    And masturbation “might lead” to hairy palms. Unfortuante that so many people think they ‘know” where something “might lead”and are so sure it will lead where they think it will.

  5. kernunos said, on September 29, 2010 at 4:57 pm

    “As a matter of fact, the quality of schools tends to vary in proportion to the wealth of the surrounding community (with some notable exceptions). Parents generally know this and often attempt to move into the neighborhoods that serve the best schools. Obviously enough, parents who lack the money needed to live in such areas will generally lose out on getting their kids into the better schools. This will begin the process of shortchanging their education and this will most likely lay down a weak educational foundation.” Maybe it is the so called better neighborhoods that make it a better school and not the other way around. By the way, how do you make a ‘good school’? what is the formula because it obviously is not money.

    • kernunos said, on September 29, 2010 at 4:59 pm

      Private schools tend to opperate at a lower cost per student. some of the worst schools systems in the US are given the most money per student.

    • 2writers4cats1baby said, on September 29, 2010 at 11:38 pm

      The way it is generally studied is by looking at how much students improve over time in that particular school. Factors such as how much money the child’s family has, and the students’ IQs, is accounted for, and the data show that certain schools are teaching children more, and that those schools are disproportionately in affluent neighborhoods.

      • kernunos said, on September 30, 2010 at 12:47 am

        That does not prove that schools that get more money have better results for teaching. Which fallacy would this be Mike?

  6. [...] Luck & Education « A Philosopher's Blog [...]

  7. T. J. Babson said, on September 29, 2010 at 6:27 pm
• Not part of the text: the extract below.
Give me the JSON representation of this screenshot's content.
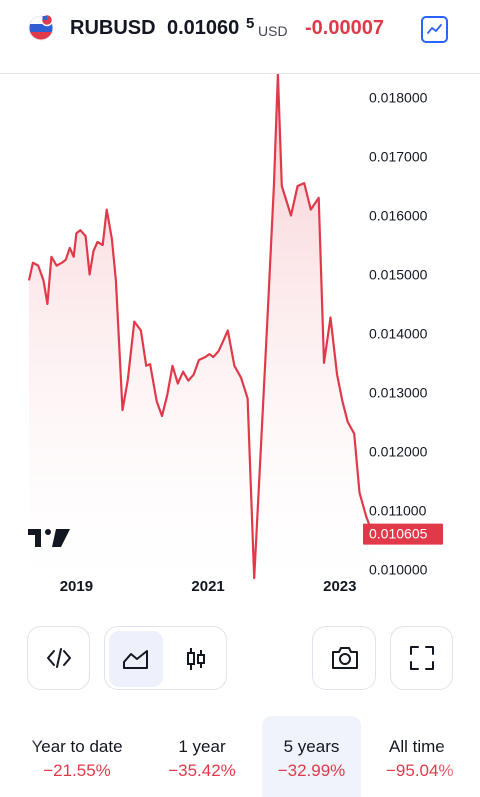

    No one is a more well-credentialed progressive than Davis Guggenheim, who directed Al Gore’s influential global warming documentary “An Inconvenient Truth,” as well as produced a dramatic short about Barack Obama for the 2008 Democratic National Convention. But with his new documentary, “Waiting for ‘Superman,’ ” which opened today in selected cities across the country, Guggenheim has become conservative medialand’s favorite new filmmaker.

    Why? Because “Waiting for ‘Superman,’ ” which has been getting good reviews all across the political spectrum, ably makes the case that the nation’s children have been betrayed by teachers’ unions while portraying charter schools in a hugely flattering light, two concepts that nicely dovetail with the prevailing sentiment in the conservative community.

    http://latimesblogs.latimes.com/the_big_picture/2010/09/how-did-davis-guggenheim-become-the-right-wings-favorite-liberal-filmmaker-.html


Leave a Reply

Fill in your details below or click an icon to log in:

WordPress.com Logo

You are commenting using your WordPress.com account. Log Out / Change )

Twitter picture

You are commenting using your Twitter account. Log Out / Change )

Facebook photo

You are commenting using your Facebook account. Log Out / Change )

Google+ photo

You are commenting using your Google+ account. Log Out / Change )

Connecting to %s

Follow

Get every new post delivered to your Inbox.

Join 2,018 other followers

%d bloggers like this: